He went on to produce both their self-titled debut and sophomore album, Contra and designed the cover art for both as well.

After fellow Vampire Weekend member Chris Baio released a solo project on the side late last year, Batmanglij decided it was time to retire from the band he spent close to ten years with.

Towards the end of January, Batmanglij stated in a tweet that though he was no longer a member of Vampire Weekend, but would continue to work on music with Vampire Weekend’s Ezra Koenig, as well as writing and producing on future songs from his former band.

Since leaving the band, he’s collaborated with artists from all different ends of the musical spectrum, both writing and producing for artists like Kid Cudi, Diplo, Charlie XCX, and Carly Rae Jepsen, all while still contributing work to Vampire Weekend.

The Present

This year, Batmanglij has released two solo songs, both accompanied by videos. Last week, Batmanglij, who now goes just by Rostam, released a new single titled, Gravity Don’t Pull Me. 

In the song, Rostam describes his feelings for a boy who broke his heart. His soft crooning of lyrics float over a moody, synth-heavy beat, one that sounds like it could have been pulled straight from a SNES game.
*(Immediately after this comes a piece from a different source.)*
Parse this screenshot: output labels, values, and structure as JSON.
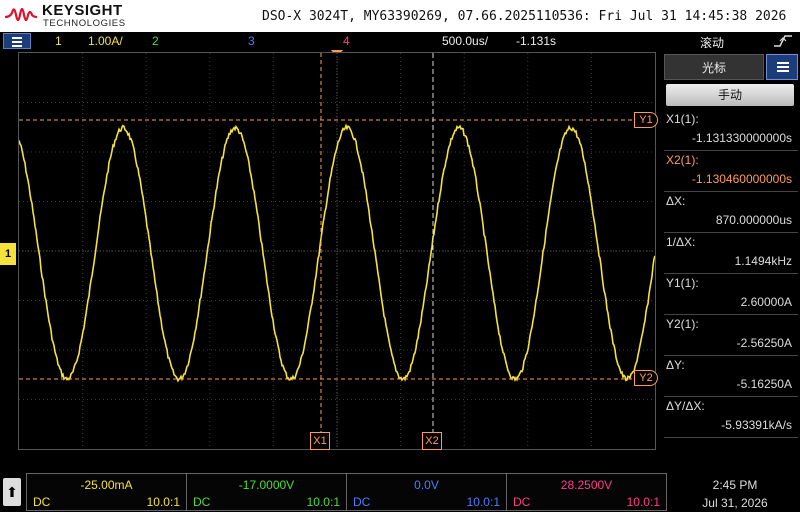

Gravity Don’t Pull Me also features trap-inspired hi-hats and a heavy electronic influence, which shouldn’t necessarily come as a surprise, given Rostam’s background with the band Discovery, a group he created with Wesley Miles of Ra Ra Riot in 2005.

Rostam has pulled influences from all corners of his career for his new material. Whether it be from his early synth-pop electronic work, his time spent working on soundtracks for movies like The East (directed by his brother, Zal) or his depressing vocals from his work with Vampire Weekend.

The soft, Vampire Weekend influence is still there in his vocals, but the content he’s singing has more personal depth to it. The lyrics read more like ballads, like on his song EOS, which Rostam released in January.

The Future

Rostam may have left Vampire Weekend, but he took parts of their song-making blueprint with him. It would be hard to listen to the songs he has released this year and not hear the influence of his former band in the sounds of his voice: worried, depressed, bare.

The poetic lyrics are something that fans of Vampire Weekend will immediately recognize, but may not enjoy, as they’re coupled with electronic production rather than the usual rock-based instrumentation.

Though we’ve only heard two solo songs from Rostam in his post-Vampire-Weekend era, they are both big hitters, emotionally and sonically.

Rostam is expected to release a solo album later this year via XL recordings, and according to Koenig, Vampire Weekend are also gearing up to prepare a new album, which Rostam may still play a role in.

Rostam’s past ten years with Vampire Weekend have been successful, and the band’s fan-base should still be excited for what he has in store next. Whether it be writing love ballads, producing dancey synth-pop, or sharing his views on American politics, we’ll be eagerly waiting for whatever he releases next.